For Sue Sinclair, poetry seems to be a disposition, a habit of looking and a practice of readiness, an inclination of her body as much as her thought. She leans into the world and the world shows no resistance. It takes in her mass and her mind in a mutually absorptive process until things, ideas, language and Sue Sinclair herself constitute one porous, if not unified, field, all agents of one another’s coming into the world. “We awaken to find the house / waiting for us, / patiently grazing …”, she writes in “Dawn Till Dusk,” noticing further down “… a lake of trees, / radiant with stillness.”
It sounds very simple, unspectacular, but when the house, an unnamed beast, waits and grazes, when the trees and the lake are one, both still, both radiant and all in the foreground, we lose a sense of what’s reflecting, what’s reflected, what is metaphor for what, until “the blue flame of the sky fades … the house wanders off / as night steals into the open mouths of cities and fields,” making us feel that there is no metaphor at all—the sky is a flame, is blue, the house is a cow wandering off, the fields open their dark mouths at night. You can’t take anything to stand in for something else. She refuses you your compulsion for metaphor.

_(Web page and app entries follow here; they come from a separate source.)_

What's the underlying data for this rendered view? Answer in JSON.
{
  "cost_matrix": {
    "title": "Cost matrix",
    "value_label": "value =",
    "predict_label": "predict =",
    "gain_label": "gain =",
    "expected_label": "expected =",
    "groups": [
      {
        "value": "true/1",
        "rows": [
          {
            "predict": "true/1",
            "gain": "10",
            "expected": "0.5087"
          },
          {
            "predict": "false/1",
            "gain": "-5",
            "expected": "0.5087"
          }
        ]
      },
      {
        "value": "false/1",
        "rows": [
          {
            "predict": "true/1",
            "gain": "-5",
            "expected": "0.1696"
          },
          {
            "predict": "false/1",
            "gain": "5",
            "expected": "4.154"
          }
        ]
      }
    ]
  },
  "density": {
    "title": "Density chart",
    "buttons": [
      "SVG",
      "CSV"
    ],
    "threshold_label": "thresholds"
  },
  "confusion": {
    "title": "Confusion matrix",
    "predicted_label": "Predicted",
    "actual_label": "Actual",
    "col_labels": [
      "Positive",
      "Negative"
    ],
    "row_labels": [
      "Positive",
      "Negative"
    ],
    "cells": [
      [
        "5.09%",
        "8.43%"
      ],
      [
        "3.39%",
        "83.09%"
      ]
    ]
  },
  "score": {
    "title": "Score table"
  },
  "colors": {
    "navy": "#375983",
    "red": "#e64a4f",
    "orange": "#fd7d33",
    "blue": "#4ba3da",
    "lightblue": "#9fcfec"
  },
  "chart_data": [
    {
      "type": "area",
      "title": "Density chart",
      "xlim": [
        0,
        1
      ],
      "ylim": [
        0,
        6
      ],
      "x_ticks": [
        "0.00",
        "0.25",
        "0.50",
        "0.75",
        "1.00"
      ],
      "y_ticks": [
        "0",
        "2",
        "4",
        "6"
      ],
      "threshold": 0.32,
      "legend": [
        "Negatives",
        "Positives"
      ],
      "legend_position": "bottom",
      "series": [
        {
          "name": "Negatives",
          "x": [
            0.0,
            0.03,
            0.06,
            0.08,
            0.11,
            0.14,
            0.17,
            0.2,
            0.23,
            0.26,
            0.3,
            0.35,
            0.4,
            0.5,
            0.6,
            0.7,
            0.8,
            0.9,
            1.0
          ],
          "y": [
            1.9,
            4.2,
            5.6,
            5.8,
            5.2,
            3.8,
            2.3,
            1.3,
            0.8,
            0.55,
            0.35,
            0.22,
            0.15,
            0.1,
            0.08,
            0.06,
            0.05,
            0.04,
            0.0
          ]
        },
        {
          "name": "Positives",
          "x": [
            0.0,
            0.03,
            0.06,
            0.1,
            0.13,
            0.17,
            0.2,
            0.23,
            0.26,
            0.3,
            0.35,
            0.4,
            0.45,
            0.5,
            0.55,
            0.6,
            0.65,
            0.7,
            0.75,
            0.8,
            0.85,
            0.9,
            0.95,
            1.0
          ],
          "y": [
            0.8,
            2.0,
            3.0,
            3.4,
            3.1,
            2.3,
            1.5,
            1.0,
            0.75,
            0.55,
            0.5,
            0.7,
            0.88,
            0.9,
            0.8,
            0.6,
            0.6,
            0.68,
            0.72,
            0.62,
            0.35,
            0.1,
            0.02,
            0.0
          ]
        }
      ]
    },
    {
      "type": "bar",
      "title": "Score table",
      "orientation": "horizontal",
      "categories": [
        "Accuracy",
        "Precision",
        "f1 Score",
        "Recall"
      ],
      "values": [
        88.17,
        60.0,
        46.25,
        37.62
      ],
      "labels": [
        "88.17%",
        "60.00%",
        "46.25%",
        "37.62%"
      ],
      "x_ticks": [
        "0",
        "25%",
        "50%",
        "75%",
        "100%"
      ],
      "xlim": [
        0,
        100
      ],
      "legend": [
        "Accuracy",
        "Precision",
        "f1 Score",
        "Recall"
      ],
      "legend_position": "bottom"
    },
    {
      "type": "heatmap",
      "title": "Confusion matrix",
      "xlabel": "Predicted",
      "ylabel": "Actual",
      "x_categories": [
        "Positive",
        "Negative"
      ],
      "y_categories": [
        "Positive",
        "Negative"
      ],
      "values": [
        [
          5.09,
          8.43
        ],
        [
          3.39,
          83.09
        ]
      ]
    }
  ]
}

deep in our bodies a fierce acceptance that may be impossible
to achieve, especially now that summer has come,
the day silting into us, heavy fragrance of clover
manuring our lungs.
The sensuality of the last two lines, from the poem “We Hope it Will be Quick,” comes off fresh with the surprise and smell of new seasons, especially after the theory presented in the first two. But, like the profane manure and the healthy lungs, both sides flow into each other flawlessly. That’s how it goes with Sinclair: the world appears seamlessly interpenetrating, things in their multiplicity are “raw and enviable” aspects of each other, “not fragments but each one the whole you’ve lost” (“Evening”).
That ancient loss drives the disposition, the great gap (hole vs whole, as per above) in the relationship between us and the silent world. This “inherent misalignment,” as she calls it, makes Sinclair yearn for communion with the universe, to “step into a place where telling the difference between / this and that means nothing” (“Vanity”). Yet, since, as she says of “the slow differentiation of leaves,” “Each thing [is] so separate, / so painfully distant,” all you can do is “begin to pin your hopes / on the impossible.” The poignancy arises from this contradiction: because she yearns, she can also commune, though always in an incomplete manner, always with “a blizzard of interference” (Draught”).
The culprit, to a large extent, is “the apparatus of the mind” and, though she doesn’t name it, language itself, the principle technology of that apparatus. She knows well the drawbacks of her medium: “So easy to pretend a single word / will occur to you, and that it will do all the good anyone could hope.” In response, she chooses to “lean into silence” and turns her poetry into an attempt to expand language against its own world-narrowing precession, to let it spread over the world as “the healing skin of its molten core.”
There has always been great sensitivity, thoughtfulness and enchantment in Sinclair’s poems, and judging from the number (this is her fourth) and progress of her books (the lines are smoother, the vision more consistent), she both works hard and possesses an abundance of whatever it is we refer to by the word “talent.”